Human Rights Violations in Yemen Protests

by Project Censored
Published: Updated:

Since February 2011, Yeminis have been peacefully protesting for the resignation of President Ali Abdullah Saleh who has been in rule since 1978. Although the protesters have been non-violent, security forces have been repeatedly using excessive force including the use of snipers, rocket-propelled grenades, the firing of live ammunition at peacefully gathered protesters, and targeting hospitals that have “receive[d] many of the dead and injured from the army attacks on the protesters” as well as other human rights violations. With numbers still rising, hundreds of people have been killed and more than a thousand have been injured in protests across Yemen.

“In a report in April, Amnesty International documented the widespread human rights violations during the protests and called on the international community to play a more active role if Yemenis are to see justice and receive reparation for such crimes”. The UN Security Council resolution on Yemen calls for “the signature and implementation of a power-transfer deal on the basis of the Gulf Cooperation Council Initiative (GCC) which appears to shield President Ali Abdullah Saleh and his inner circle from any possibility of being investigated or brought to trial.” If this type of immunity is granted, it would “obstruct justice for hundreds of deaths during the months of protest in Yemen, as well as a past string of serious human rights violations including extra-judicial executions and torture”.



Ahmed, Safa. “Yemen Wrestles with Revolution”. Left Turn, October 2 2011.

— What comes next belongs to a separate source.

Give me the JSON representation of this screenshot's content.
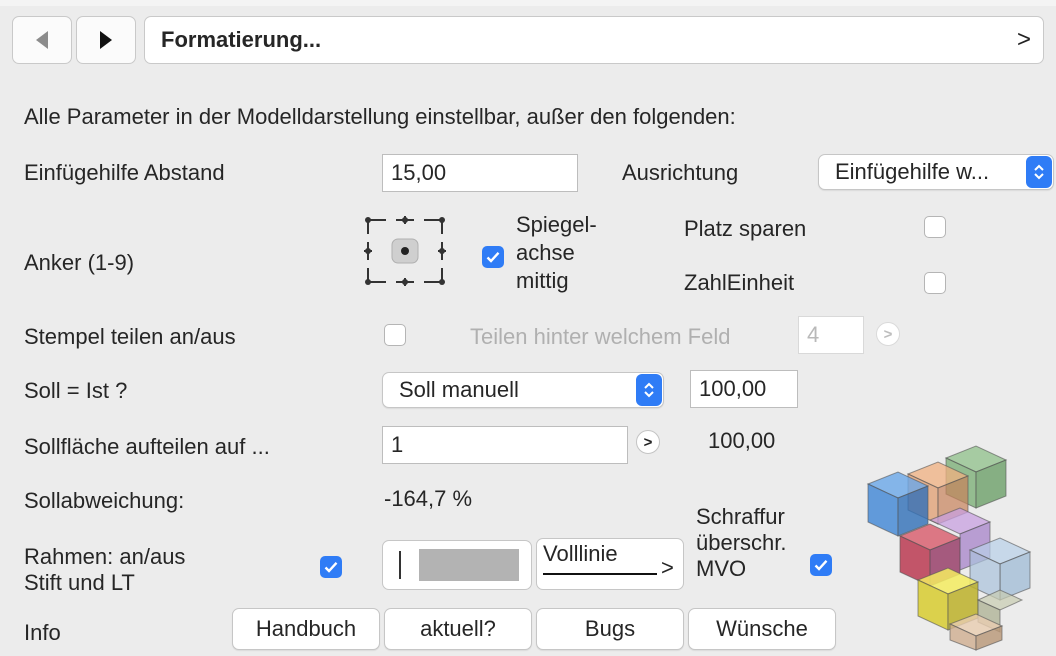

Aljazeera. “Deaths reported in renewed Yemen Violence”. Aljazeera, November 3 2011.



Amnesty International. “Yemen: No immunity for serious violations under President Saleh”. Amnesty International News, October 17 2011. <>


Amnesty International. “UN Security Council resolution on Yemen falls short”. Amnesty International News, October 22 2011.  < >


Student Researcher: Kimberly Soeiro, Sonoma State University
Faculty Evaluator: Peter Phillips, Sonoma State University